Website and app data records
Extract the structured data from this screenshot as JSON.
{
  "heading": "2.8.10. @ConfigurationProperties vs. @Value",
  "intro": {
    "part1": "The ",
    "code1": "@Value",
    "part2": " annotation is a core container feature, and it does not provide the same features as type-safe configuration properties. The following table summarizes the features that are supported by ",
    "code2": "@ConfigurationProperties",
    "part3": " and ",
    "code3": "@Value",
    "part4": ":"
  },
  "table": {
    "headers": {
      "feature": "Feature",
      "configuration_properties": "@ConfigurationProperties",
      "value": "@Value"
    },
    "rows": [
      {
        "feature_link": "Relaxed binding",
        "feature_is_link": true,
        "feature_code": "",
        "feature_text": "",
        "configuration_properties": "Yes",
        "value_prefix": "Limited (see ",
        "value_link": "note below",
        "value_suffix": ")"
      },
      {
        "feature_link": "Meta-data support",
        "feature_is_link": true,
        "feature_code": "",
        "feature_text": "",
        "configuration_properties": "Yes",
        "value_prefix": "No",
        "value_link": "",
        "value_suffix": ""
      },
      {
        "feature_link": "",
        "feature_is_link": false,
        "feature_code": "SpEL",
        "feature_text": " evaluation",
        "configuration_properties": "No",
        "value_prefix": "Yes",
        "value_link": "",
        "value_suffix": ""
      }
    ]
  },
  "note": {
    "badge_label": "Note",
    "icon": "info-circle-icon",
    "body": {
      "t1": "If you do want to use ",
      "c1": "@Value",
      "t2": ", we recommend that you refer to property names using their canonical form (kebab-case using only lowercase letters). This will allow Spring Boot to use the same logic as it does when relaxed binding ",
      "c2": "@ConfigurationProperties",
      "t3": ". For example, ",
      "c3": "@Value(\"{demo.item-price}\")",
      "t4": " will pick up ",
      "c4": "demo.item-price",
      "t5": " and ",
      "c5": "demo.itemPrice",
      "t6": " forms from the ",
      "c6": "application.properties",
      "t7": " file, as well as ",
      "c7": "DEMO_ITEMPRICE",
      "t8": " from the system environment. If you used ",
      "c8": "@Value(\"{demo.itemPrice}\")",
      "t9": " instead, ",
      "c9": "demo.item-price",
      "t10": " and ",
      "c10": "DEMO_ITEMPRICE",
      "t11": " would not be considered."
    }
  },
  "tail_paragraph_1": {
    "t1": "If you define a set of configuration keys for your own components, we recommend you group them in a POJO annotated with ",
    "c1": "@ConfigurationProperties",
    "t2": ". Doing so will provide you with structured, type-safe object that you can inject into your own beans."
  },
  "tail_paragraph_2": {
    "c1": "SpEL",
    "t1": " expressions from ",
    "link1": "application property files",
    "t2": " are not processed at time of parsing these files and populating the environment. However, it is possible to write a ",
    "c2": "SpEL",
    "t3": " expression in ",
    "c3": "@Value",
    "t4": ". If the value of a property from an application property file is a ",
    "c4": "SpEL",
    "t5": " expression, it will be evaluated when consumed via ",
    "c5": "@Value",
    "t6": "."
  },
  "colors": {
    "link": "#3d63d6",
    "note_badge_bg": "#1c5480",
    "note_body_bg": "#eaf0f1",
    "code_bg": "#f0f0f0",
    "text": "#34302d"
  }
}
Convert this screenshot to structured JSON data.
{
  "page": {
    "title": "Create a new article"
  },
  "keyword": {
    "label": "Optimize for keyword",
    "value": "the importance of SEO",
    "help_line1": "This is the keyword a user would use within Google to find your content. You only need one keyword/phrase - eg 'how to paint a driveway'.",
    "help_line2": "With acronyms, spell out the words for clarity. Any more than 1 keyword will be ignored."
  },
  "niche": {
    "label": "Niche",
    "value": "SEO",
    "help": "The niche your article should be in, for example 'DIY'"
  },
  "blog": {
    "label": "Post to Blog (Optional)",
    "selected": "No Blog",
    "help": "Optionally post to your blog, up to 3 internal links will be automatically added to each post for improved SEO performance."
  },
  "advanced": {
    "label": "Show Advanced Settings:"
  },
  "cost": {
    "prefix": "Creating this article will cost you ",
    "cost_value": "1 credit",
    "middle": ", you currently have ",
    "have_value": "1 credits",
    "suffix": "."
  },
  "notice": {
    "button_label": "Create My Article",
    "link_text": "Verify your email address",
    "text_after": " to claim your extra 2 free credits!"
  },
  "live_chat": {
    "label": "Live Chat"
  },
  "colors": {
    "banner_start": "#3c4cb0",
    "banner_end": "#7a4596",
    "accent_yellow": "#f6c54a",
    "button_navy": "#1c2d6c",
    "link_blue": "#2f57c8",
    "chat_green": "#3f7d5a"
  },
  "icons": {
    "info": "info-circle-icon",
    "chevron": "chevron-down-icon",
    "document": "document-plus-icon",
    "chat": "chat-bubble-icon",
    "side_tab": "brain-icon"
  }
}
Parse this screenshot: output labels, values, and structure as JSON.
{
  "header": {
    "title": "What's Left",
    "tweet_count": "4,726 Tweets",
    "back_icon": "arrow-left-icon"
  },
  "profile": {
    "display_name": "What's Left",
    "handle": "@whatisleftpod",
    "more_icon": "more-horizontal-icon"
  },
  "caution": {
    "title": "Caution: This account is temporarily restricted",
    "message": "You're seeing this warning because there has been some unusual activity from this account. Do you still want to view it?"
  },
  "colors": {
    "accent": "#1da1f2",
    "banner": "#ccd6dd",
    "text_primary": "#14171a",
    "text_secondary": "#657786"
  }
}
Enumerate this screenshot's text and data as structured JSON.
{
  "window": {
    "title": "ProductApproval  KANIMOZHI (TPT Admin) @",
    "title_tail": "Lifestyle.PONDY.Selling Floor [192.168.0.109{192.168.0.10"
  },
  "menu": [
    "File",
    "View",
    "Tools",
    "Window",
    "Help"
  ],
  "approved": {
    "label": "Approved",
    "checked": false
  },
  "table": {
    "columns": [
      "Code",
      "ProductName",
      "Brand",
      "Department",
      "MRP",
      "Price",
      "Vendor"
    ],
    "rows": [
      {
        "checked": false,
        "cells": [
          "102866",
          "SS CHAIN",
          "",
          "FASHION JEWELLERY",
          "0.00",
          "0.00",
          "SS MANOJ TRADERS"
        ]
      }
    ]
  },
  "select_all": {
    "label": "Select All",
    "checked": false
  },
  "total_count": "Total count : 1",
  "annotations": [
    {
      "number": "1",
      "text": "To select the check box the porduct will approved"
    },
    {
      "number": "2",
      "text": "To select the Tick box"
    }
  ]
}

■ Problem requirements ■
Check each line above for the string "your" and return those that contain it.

■ Completed exercise ■
    "t1": "If you define a set of configuration keys for your own components, we recommend you group them in a POJO annotated with ",
    "t2": ". Doing so will provide you with structured, type-safe object that you can inject into your own beans."
    "help_line1": "This is the keyword a user would use within Google to find your content. You only need one keyword/phrase - eg 'how to paint a driveway'.",
    "help": "The niche your article should be in, for example 'DIY'"
    "help": "Optionally post to your blog, up to 3 internal links will be automatically added to each post for improved SEO performance."
    "link_text": "Verify your email address",
    "text_after": " to claim your extra 2 free credits!"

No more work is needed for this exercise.